Work item — How many lines in the data that follows contain the word "icon"? Only that number is needed.

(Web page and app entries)
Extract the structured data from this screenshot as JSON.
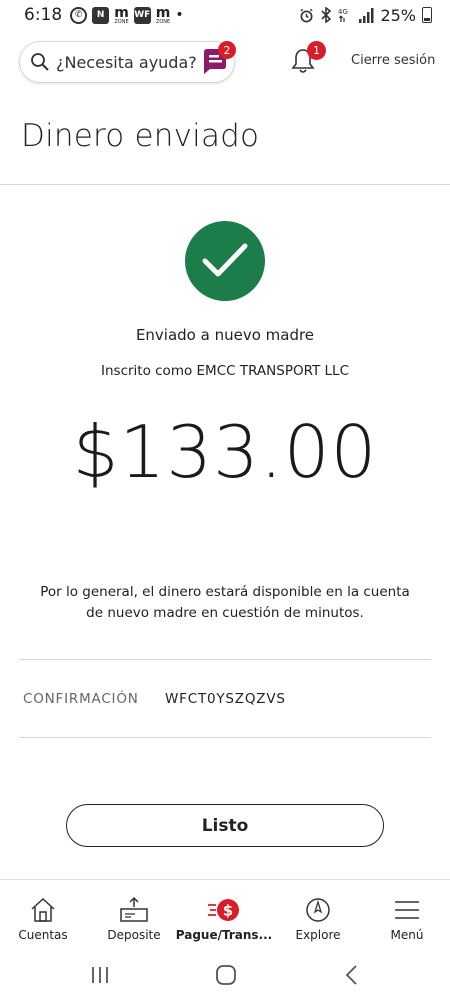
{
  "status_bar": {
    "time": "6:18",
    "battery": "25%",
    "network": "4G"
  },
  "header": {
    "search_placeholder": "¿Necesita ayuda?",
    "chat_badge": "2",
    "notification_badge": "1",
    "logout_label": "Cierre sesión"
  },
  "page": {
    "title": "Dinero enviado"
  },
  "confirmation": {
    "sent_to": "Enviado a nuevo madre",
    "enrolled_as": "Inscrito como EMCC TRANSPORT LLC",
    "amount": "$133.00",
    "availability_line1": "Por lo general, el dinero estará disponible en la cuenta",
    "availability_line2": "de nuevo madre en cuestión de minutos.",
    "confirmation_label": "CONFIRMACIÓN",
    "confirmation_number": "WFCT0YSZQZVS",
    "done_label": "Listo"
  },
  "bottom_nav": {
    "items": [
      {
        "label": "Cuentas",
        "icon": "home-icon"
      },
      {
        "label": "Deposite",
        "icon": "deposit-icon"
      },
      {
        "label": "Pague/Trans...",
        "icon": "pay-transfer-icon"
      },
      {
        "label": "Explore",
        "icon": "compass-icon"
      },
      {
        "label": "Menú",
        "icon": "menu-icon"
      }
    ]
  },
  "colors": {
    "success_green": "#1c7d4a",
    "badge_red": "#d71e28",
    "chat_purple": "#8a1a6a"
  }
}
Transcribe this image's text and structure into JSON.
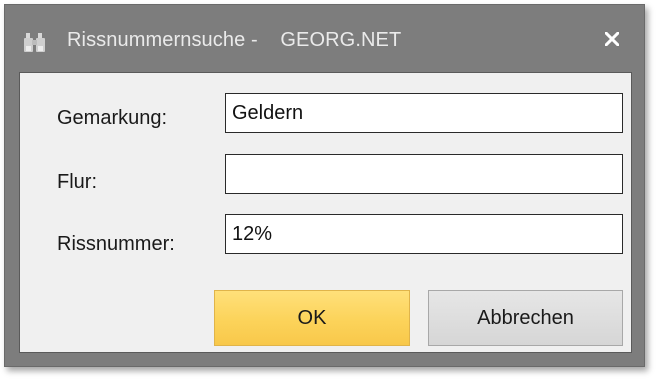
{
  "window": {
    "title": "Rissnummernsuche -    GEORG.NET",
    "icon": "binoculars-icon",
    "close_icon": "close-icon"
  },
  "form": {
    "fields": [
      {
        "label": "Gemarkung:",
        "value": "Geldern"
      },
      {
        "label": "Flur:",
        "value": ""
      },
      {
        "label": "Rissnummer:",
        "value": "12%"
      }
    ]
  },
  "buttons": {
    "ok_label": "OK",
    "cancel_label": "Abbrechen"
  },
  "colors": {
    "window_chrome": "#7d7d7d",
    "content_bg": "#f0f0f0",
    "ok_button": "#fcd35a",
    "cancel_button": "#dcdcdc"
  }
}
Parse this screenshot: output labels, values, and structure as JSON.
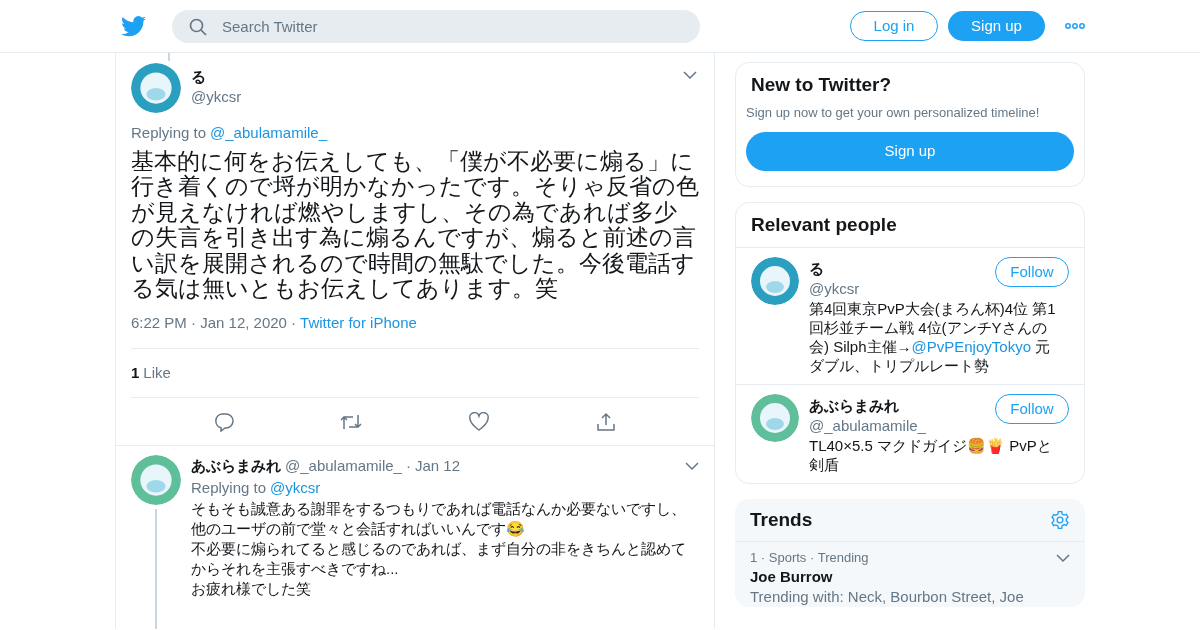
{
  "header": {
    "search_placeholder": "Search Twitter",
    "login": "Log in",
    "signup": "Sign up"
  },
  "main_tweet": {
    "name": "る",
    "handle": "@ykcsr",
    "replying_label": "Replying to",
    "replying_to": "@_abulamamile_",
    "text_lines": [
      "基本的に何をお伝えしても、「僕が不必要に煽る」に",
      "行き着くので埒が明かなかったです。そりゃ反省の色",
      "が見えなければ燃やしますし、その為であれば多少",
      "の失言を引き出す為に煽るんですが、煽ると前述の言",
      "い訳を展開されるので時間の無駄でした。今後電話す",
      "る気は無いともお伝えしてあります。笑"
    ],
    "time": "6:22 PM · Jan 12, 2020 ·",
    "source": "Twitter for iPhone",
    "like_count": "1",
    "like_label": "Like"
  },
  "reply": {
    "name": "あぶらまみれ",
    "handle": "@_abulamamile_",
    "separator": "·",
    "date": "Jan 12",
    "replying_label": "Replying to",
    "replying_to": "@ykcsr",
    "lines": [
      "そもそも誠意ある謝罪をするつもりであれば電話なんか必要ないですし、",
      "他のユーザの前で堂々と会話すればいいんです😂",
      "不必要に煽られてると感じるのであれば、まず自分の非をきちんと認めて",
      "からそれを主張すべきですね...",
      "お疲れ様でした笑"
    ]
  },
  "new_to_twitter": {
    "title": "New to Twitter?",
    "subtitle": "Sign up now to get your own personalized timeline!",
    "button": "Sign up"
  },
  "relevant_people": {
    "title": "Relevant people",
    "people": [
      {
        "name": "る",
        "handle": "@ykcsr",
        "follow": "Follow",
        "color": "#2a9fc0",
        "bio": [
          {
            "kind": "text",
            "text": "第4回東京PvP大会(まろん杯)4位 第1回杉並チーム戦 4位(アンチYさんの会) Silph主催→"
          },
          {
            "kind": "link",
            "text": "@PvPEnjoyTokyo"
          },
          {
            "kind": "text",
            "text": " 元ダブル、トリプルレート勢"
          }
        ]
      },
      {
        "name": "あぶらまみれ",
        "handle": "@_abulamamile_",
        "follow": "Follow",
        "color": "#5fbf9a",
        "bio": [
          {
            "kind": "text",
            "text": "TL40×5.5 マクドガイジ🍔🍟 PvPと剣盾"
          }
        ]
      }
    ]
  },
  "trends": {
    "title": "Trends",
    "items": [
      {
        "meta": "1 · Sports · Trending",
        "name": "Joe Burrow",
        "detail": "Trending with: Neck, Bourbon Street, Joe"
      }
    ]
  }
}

Answer box — 7